You need to focus on those who will pick up a pen and write alongside you. And, you will find them—the people who believe, who encourage, and support in whatever way they can. They may be your friends or perfect strangers. And they may contribute funds or words of support and encouragement. With their contributions, shares, and encouragement, you are refueled and shielded again. And, then the focus shifts.
As I write this, we have raised over two-thirds of our goal of $7,100. In more telling terms, over 90 funders have joined our efforts. They have picked up their proverbial pens, ready to join us on this journey. And, from someone who grew up playing team sports, this simple fact has literally changed the game. There is motivation to not let the team down.
Shivani and I feel a new drive beyond the campaign. There is an urgency to create something useful and relevant. The campaign shows us that we aren’t the only ones who are deeply interested in the nuanced intersections of value and impact—we are joined by dozens of others—and our message has been amplified beyond our immediate circles. Our focus now is not only to craft and deliver the book to our supporters, but also to validate their support.
Would we do this again? Ask us again at the end of the week, and then again in six months. Right now, I can say that the dream that lived silently is now set free to fly. And it was crowdfunding that both pushed it off the ledge and gave it wings.

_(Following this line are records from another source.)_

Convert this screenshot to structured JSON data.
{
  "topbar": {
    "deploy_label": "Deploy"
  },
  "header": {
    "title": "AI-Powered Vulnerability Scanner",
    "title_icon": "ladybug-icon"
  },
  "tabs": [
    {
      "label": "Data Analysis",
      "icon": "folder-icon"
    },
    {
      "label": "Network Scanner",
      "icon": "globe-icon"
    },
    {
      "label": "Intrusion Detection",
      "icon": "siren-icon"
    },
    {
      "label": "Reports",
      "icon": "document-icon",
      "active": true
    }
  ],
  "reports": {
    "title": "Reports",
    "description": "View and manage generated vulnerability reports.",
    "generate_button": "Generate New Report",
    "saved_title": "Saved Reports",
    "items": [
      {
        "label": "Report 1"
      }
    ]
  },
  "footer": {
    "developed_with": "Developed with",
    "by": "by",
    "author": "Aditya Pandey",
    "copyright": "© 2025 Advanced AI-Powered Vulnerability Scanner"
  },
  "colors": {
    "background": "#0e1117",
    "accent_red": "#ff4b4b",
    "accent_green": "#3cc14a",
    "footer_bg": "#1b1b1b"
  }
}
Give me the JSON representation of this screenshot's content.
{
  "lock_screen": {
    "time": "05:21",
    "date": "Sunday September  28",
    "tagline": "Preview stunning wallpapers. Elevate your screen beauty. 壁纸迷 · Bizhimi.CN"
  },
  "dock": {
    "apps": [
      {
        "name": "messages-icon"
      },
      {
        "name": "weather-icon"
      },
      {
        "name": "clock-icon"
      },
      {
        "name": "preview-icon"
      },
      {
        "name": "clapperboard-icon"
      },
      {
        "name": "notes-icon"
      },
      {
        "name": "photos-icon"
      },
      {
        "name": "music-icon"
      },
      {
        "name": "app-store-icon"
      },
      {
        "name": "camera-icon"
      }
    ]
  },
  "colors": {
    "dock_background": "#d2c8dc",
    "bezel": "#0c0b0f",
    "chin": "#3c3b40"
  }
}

About the guest blogger: Neetal Parekh is a lawyer by education, a digital content strategist by training, and a social innovator at heart. She is the founder of Innov8Social which explores social innovation, with special interest in law and policy supporting the field. She is co-authoring a book on the subject, and admittedly finds a certain thrill composing in one hundred and forty characters.